The youthful photographs, old school, show the two, worlds from where they are now, laughing, thankful now, all these years later that someone captured their silliness.

Emily married Max, played by Idris Elba, Britain’s Hometown Hero, a football superstar, who has succumbed to the trappings of celebrity. As our story opens he has moved out as he was caught shagging the Nanny for their two adorable children.

The betrayal sent Emily into despair, uncertainty and the arms of her former flame. Max traded down from the nanny to nameless and deeper into drugs, cocaine and booze. He is a sloppy, addicted, mess of his former self. Bent on vengeance he continues to undermine Emily with dirty tricks that leave her at the check-out void of cash and credit.
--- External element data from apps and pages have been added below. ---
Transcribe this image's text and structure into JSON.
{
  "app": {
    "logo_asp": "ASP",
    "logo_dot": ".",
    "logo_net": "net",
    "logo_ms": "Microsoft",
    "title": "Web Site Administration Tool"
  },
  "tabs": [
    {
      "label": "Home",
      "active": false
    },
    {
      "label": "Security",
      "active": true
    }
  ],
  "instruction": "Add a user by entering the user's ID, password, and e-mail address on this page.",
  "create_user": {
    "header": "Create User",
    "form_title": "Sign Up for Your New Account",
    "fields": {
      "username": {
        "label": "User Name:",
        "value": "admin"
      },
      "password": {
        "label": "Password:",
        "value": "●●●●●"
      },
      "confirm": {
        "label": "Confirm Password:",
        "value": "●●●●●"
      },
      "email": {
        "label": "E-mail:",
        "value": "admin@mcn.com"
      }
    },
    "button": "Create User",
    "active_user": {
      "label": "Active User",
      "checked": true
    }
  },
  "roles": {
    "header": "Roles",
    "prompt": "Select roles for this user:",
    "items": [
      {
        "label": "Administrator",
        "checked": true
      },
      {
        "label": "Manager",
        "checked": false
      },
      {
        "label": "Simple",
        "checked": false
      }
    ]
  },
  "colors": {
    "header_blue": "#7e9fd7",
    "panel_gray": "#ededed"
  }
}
Of course, he shows up playing the provider, knowing she would be without cash, he brings an envelope and her resolve melts  . . .a little.

We meet Cabbie George, played by Charlie Creed-Miles, and his wife, Kathy, played by Kierston Wareing, as he is headed out to coach little league football. He and his Kathy have it all except a baby.

Throughout the course of A Hundred Streets, we see George and Kathy going through the necessities of adoption. They are unable to conceive, and the film never goes further than they desperately want a baby. So as they sit nervously in front of the decision makers, a old hooligan arrest from twenty years ago pops up on the radar which he believes will end their chances for approval. So far six months have passed with them sailing over every hurdle.

Life, they thought came up short until  . .  .tragedy.

We meet Gangbanger Kingsley, played by Franz Drameh, who is just released from prison, and staying at his Mom’s, played by Jo Martin, flat. She is tired, like most inner city African families hers is touched by gangs and drugs.

Kingsley returns home after a night of scoring and delivering, buying and selling, to find his possessions outside the door. After trying to persuade her to allow him back inside the house, she demands the keys and he hands them over and leaves.

A twist of fate has him on civil service duty paying his debt to society with the local clean-up crew at the local cemetery. As the twisting road of fate would have it he meets Terence, played by Ken Stott, and an unlikely bond was formed and a lifeline secured.

Terence is a thespian, a well-known theater talent who runs a Dramatic Performing Arts program at the local theater. Emily, whom we meet earlier, was once his protégé, before marriage and children took her from his guidance, stage and into a different fairytale.

After several days of helping the old man at the cemetery, Kingsley is forced to make a decision, the life he lives now, drugs, gangs, murder, taking orders from “the Man” or leaving the gangs and giving the theater life a go . .  that is if they accept him. His audition is raw and without formal training he delivers a powerful audition piece of life in the inner city.

To leave he has to buy his freedom and faces the ultimate choice.

I truly enjoyed A Hundred Streets. As the film opens the camera pans an unrecognizable city scape and skyline as A Hundred Streets is filmed in the London neighborhood of Chelsea.  The traditional landmarks that are immediately recognizable, the usual tourist landing places are absent.

Life on A Hundred Streets is contemporary London. An idyllic neighborhood, Chelsea is just down the road from high-rise estates, riverside opulence contrasts with the day-to-day grind. It’s in these streets that the character’s face defining moments, major choices and fundamental changes in their individual lives.

A Hundred Streets is powerful, compelling with each story equally gripping.  The cast, most of which I have not seen before, including Idris Elba whose name has been mentioned as the next possible James Bond, give impressive, shocking and astounding performances. The stories are modern, well written, tackling real life absorbing issues, and the drama captivating.

A Hundred Streets grabs the attention and keeps it. It is unclear when A Hundred Streets will be in wide release in the United States, it doesn't appear it has a distributor, through theatrical or VOD/Streaming. Either way see it if you can.

A Hundred Streets is a must see film!